This is an archived article that was published on sltrib.com in 2005, and information in the article may be outdated. It is provided only for personal research purposes and may not be reprinted.
The Utah Court of Appeals says the law's "rigorous protections" for younger minors include protecting them from each other.
The decision leaves the teens in the odd position of each being both a victim and a perpetrator in the same offense.
"The Legislature certainly may act to protect the health and safety of children, and may more vigorously protect those of more tender years," Judge Gregory Orme wrote for a three-member panel of the court, which made its decision "with some reluctance."
The girl's Ogden attorneys, Randall Richards and Dee Smith, are considering an appeal to the Utah Supreme Court.
Richards pointed out that Utah law says minors under age 14 do not have the ability to consent to sexual activity.
"It's a paradox," he said. "How can they be old enough to commit an offense if they're not old enough to consent to it?"
According to the court decision, the girl became pregnant after she and the boy engaged in sex in October 2003.
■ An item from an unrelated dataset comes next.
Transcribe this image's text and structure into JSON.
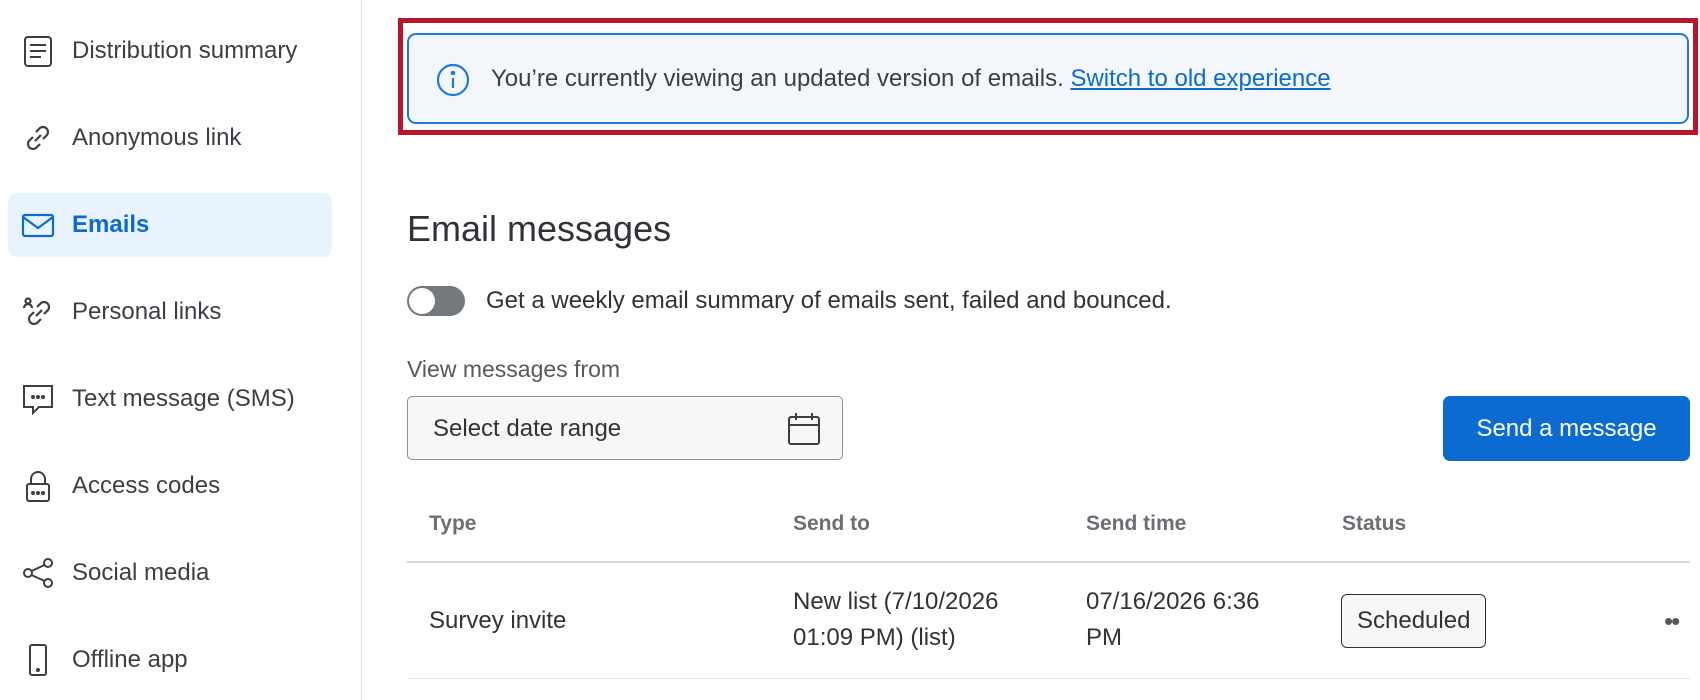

State authorities filed delinquency petitions in July 2004, alleging that each had committed sexual abuse of a child, a second-degree felony if committed by an adult.
The girl appealed the petition, saying her constitutional right to be treated equally under the law had been violated.
Her motion noted that for juveniles who are 16 and 17, having sex with others in their own age group does not qualify as a crime.
Juveniles who are 14 or 15 and have sex with peers can be charged with unlawful conduct with a minor but the law provides for mitigation when the age difference is less than four years, making the offense a misdemeanor.
For adolescents under 14, though, there are no exceptions or mitigation and they are never considered capable of consenting to sex.
A juvenile court judge, although sympathetic to the situation, denied the motion. The girl then admitted to the offense while preserving her right to appeal to a higher court. The boy did not appeal.
The judge ordered the young mother to write a report about the effect of her actions on herself and her baby, to obey the reasonable requests of her parents, to remain under the supervision of the state Division of Child and Family Services, to refrain from unsupervised contact with the baby's father and to provide a DNA sample.
Despite the light sanctions, the conviction could have lingering effects, according to Richards.
If the girl commits a crime when she is an adult, her juvenile record will make it more likely that she will go to prison and could increase the length of her sentence, he said. And there is the emotional toll of knowing she has a sexual abuse conviction.
But the Court of Appeals said lawmakers can constitutionally give greater protection to younger juveniles.
"The Legislature is well within its rights to come down solidly against sexual activity with children of such tender years - anywhere, anytime, any place, and by anyone. . . . And we cannot say such strict treatment does not also rationally further those purposes by strongly discouraging any sexual conduct involving children."